The cutting should root in a month or two although some take longer. Once the cutting is showing signs of active growth you can remove it from the pot and transplant it to another larger one or to the ground where you want it to grow. There is no hurry if you use a one- or two-gallon pot. They can grow in that for up to a year.
Think about a Christmas cholla early
When it comes to Christmas cactus, you can literally go native.
What most people know or see in stores as Christmas cactus, a flat-leafed succulent with showy flowers, comes from Central America.
But there’s another kind of Christmas cactus: The Sonoran Desert nurtures a shrubby cactus scientifically named Cylindropuntia leptocaulis. It’s a Christmas cholla.
Jim Verrier, director of Desert Survivors Native Plant Nursery, calls it a “nice plant (and) one of our few little chollas.”
It got its name because the red fruit on the pencil-thin joints appears from November to as late as March.
“It looks like a small shrub with red ornaments on it,” Verrier says.
It’s the only cholla that typically has fruit in the winter. It grows to about 2 to 4 feet and about 2 to 3 feet in diameter.
Tiny flowers ranging from creamy white to yellow to green bloom in spring. Once they fall off around May, little green fruit begin to grow. By November, the fruit starts turning to purple and then red.
Christmas cholla sports both long and tiny spines, so it’s best placed in low-traffic areas away from pets and people. Give it space since pieces regularly fall off and easily establish new plants.
Because it’s native to the Tucson basin, the Christmas cholla is easy to plant, grow and propagate.

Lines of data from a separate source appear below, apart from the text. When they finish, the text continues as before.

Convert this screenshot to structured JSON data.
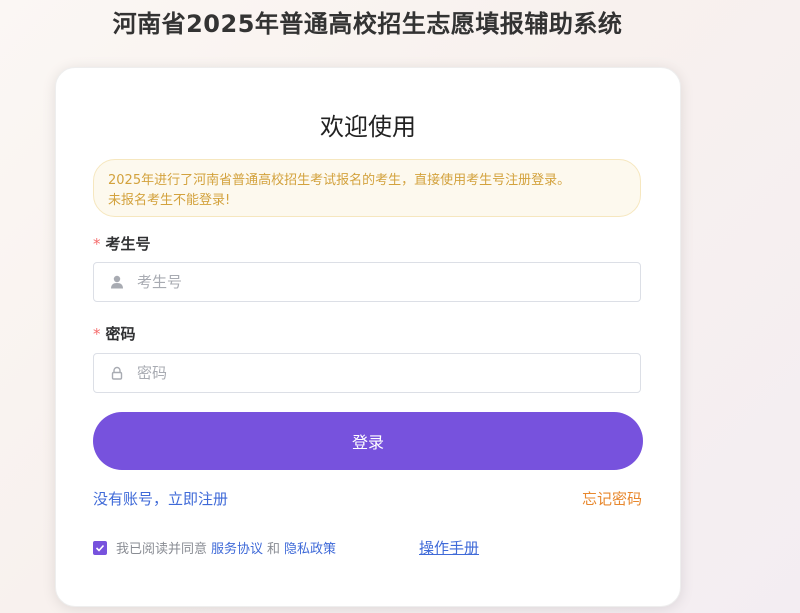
{
  "header": {
    "title": "河南省2025年普通高校招生志愿填报辅助系统"
  },
  "login": {
    "welcome": "欢迎使用",
    "notice_line1": "2025年进行了河南省普通高校招生考试报名的考生，直接使用考生号注册登录。",
    "notice_line2": "未报名考生不能登录!",
    "exam_id": {
      "required_mark": "*",
      "label": "考生号",
      "placeholder": "考生号",
      "value": "",
      "icon": "user-icon"
    },
    "password": {
      "required_mark": "*",
      "label": "密码",
      "placeholder": "密码",
      "value": "",
      "icon": "lock-icon"
    },
    "submit_label": "登录",
    "register_link": "没有账号，立即注册",
    "forgot_link": "忘记密码",
    "agreement": {
      "checked": true,
      "prefix": "我已阅读并同意",
      "service_link": "服务协议",
      "conjunction": "和",
      "privacy_link": "隐私政策"
    },
    "manual_link": "操作手册"
  },
  "colors": {
    "accent": "#7752dd",
    "link": "#3f6ad8",
    "warning": "#e8882e",
    "notice_text": "#d3a23d",
    "required": "#f56c6c"
  }
}
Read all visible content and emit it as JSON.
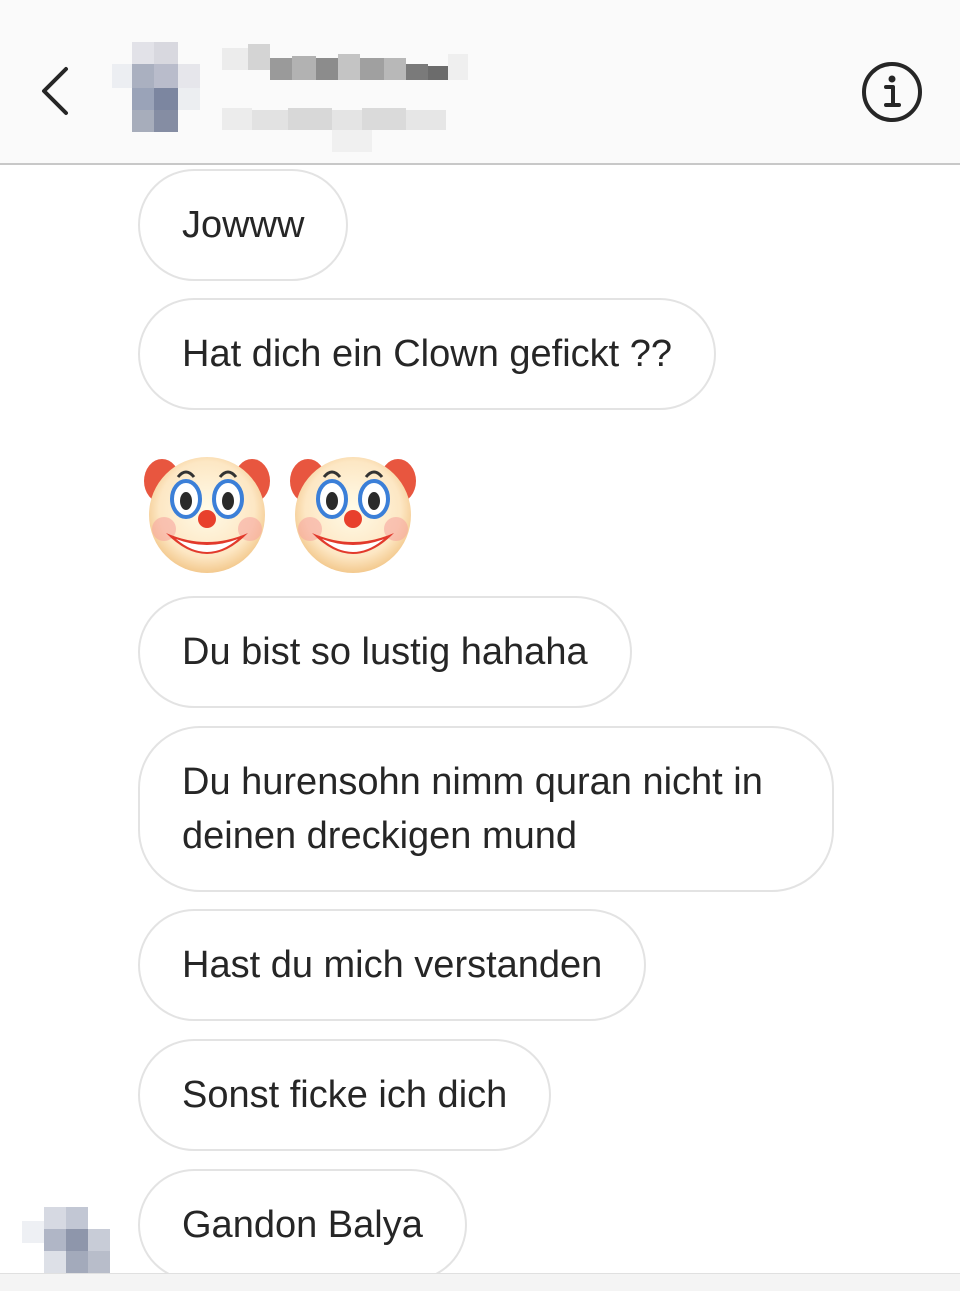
{
  "header": {
    "back_icon": "chevron-left-icon",
    "avatar": "blurred",
    "username": "",
    "subtitle": "",
    "info_icon": "info-circle-icon"
  },
  "messages": [
    {
      "text": "Jowww"
    },
    {
      "text": "Hat dich ein Clown gefickt ??"
    },
    {
      "emoji": [
        "clown-face-emoji",
        "clown-face-emoji"
      ]
    },
    {
      "text": "Du bist so lustig hahaha"
    },
    {
      "text": "Du hurensohn nimm quran nicht in deinen dreckigen mund"
    },
    {
      "text": "Hast du mich verstanden"
    },
    {
      "text": "Sonst ficke ich dich"
    },
    {
      "text": "Gandon Balya"
    }
  ],
  "colors": {
    "header_bg": "#fafafa",
    "bubble_border": "#e3e3e3",
    "text": "#262626"
  }
}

It is available at garden centers that specialize in native or desert plants. Verrier says the best time to plant is in spring.
If you know someone who has a Christmas cholla, you can take a 3- to 4-inch piece to plant.

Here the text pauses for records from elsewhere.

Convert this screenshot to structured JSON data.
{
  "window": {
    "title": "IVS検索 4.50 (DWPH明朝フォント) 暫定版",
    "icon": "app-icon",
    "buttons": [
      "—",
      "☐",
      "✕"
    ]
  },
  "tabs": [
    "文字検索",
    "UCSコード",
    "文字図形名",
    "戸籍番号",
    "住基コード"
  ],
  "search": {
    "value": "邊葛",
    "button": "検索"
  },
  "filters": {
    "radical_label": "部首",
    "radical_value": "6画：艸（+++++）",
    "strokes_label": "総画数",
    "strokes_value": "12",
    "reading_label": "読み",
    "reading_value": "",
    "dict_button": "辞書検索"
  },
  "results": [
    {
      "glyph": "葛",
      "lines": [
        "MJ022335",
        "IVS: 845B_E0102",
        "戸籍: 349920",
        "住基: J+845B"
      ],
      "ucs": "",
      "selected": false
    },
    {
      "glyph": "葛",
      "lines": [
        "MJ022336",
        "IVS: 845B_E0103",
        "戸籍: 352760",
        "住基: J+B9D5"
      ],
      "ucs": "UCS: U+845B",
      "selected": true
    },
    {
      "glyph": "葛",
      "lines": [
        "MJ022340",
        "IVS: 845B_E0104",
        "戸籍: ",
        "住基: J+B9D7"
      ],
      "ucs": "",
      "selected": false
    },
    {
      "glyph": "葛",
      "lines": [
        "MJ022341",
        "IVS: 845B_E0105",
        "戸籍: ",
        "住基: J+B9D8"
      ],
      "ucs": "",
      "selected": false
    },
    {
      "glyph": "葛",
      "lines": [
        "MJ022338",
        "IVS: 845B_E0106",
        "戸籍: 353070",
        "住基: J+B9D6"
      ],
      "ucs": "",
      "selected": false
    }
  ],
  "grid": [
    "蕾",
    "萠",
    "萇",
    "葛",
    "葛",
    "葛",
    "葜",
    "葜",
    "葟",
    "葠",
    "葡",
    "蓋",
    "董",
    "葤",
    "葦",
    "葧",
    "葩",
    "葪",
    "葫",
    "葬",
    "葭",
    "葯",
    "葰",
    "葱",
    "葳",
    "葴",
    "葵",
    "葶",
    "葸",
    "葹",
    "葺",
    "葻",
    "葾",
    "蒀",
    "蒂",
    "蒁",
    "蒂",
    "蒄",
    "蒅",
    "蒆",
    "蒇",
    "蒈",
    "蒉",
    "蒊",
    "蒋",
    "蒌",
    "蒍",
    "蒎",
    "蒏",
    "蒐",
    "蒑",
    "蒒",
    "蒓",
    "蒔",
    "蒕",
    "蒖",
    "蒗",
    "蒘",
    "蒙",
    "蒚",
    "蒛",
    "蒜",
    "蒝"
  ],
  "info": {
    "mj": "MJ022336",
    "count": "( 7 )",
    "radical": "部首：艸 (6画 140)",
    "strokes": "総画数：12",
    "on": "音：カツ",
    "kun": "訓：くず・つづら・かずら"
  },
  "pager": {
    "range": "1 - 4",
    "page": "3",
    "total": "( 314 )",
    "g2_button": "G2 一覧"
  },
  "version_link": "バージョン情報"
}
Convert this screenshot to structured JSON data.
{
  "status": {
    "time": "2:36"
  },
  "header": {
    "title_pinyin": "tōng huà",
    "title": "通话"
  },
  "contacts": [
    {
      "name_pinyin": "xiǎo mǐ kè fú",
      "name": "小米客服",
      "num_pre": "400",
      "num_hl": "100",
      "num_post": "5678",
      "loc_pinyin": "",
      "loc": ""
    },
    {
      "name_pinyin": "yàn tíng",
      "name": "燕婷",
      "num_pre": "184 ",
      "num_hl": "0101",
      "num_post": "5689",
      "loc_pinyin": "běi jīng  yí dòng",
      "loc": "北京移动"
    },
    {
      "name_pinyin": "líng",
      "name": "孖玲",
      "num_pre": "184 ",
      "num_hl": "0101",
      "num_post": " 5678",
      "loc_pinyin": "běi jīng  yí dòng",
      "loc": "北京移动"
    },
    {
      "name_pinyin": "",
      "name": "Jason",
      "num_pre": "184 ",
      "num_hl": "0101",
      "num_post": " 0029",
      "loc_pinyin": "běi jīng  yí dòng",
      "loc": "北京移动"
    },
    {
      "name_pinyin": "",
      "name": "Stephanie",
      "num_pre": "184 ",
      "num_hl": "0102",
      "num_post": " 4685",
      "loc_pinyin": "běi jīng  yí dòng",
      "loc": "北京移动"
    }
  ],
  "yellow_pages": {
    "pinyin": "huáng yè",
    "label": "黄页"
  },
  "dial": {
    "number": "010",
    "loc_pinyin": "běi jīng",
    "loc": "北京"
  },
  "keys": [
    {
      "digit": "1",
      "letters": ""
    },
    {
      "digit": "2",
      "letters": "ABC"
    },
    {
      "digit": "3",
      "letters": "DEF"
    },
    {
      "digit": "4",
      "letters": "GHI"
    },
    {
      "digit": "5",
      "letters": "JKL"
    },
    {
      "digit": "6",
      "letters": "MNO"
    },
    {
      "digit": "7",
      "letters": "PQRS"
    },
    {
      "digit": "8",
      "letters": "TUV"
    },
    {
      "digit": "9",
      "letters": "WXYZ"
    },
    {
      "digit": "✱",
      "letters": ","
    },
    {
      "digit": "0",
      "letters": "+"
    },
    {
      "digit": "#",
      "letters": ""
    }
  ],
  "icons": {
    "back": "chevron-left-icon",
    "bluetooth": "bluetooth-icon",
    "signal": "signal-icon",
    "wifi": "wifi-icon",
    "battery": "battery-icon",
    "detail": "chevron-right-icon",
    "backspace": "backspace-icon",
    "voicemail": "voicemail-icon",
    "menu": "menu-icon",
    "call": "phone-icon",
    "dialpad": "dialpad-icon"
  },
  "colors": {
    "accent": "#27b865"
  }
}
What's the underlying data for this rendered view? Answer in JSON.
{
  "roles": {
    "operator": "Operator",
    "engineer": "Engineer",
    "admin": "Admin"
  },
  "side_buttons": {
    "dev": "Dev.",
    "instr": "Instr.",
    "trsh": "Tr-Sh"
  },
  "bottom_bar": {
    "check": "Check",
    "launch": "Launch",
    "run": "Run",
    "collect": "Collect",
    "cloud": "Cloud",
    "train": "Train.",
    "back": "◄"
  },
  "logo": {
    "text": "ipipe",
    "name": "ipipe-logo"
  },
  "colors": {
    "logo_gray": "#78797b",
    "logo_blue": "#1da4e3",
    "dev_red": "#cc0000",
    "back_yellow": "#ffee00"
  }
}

“All you need to do is take a small cutting and stick it in well-draining soil in a pot,” says Gene Joseph, co-owner of the Plants of the Southwest nursery.
After about a year, you can plant it into the ground, where it will grow as a cold-hardy, drought-tolerant cactus that loves full sun, Joseph says.

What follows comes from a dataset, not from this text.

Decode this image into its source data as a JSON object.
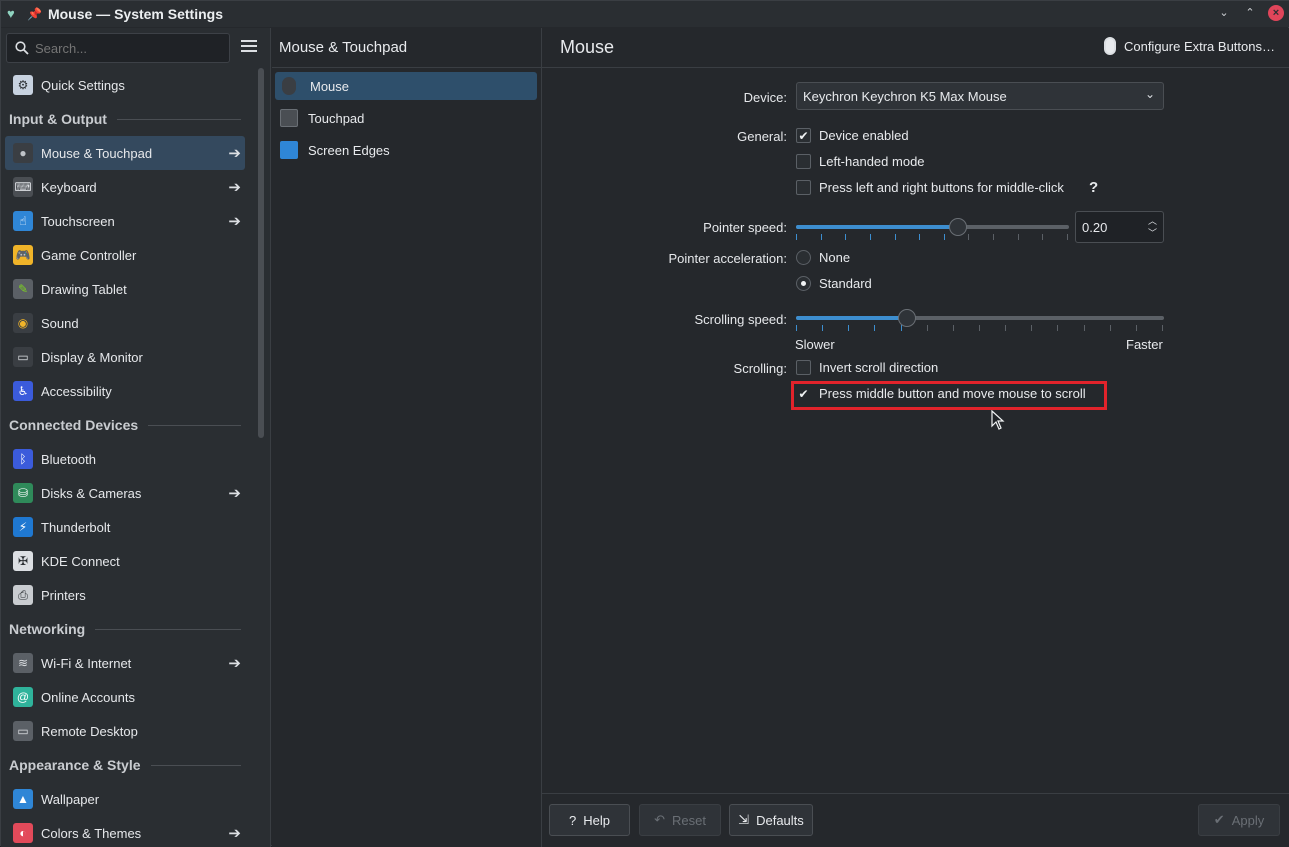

Chollas in general aren’t very popular landscape plants, but Joseph says the Christmas cholla is worth adding to the yard.
“It’s a great smallish specimen,” he says. “It gives you a really nice flower show, it’s literally care-free, it has the colorful fruit in the winter and they feed the birds that are out this time of year.”
Only fencing will keep javelina from enjoying prickly pear
Q: I am having trouble with javelina getting into my plantings. Is there anything a gardener can do to protect their plots?
A: Javelina can nibble plants or destroy plantings while foraging for roots, depending on what they want to eat and what is available in their environment. Often they forage for prickly pear cactus, mesquite beans and agaves but they will also eat a variety of native or cultivated vines, grasses, legumes, other cacti and succulents. Other times they can dig up entire vegetable gardens and eat entire plants. If pressed, they may also eat lizards and birds.
One of my colleagues published a list of resistant plants at http://extension.arizona.edu/sites/extension.arizona.edu/files/pubs/az1238.pdf
Lists like this are to be taken with a grain of salt because these animals will feed on a wide variety of plants and will eat most anything if the choices are few, especially in times of drought since they get their necessary water from plants.
Javelina can reproduce any time of year, they live in groups and they tend to forage in the cool part of the day. At my office, where we have extensive demonstration gardens, they are usually seen after dusk. They can be seen napping in a shady spot when it’s hot. They are dangerous to approach and can bite when challenged. The only proven way to protect plants is to exclude them with fencing.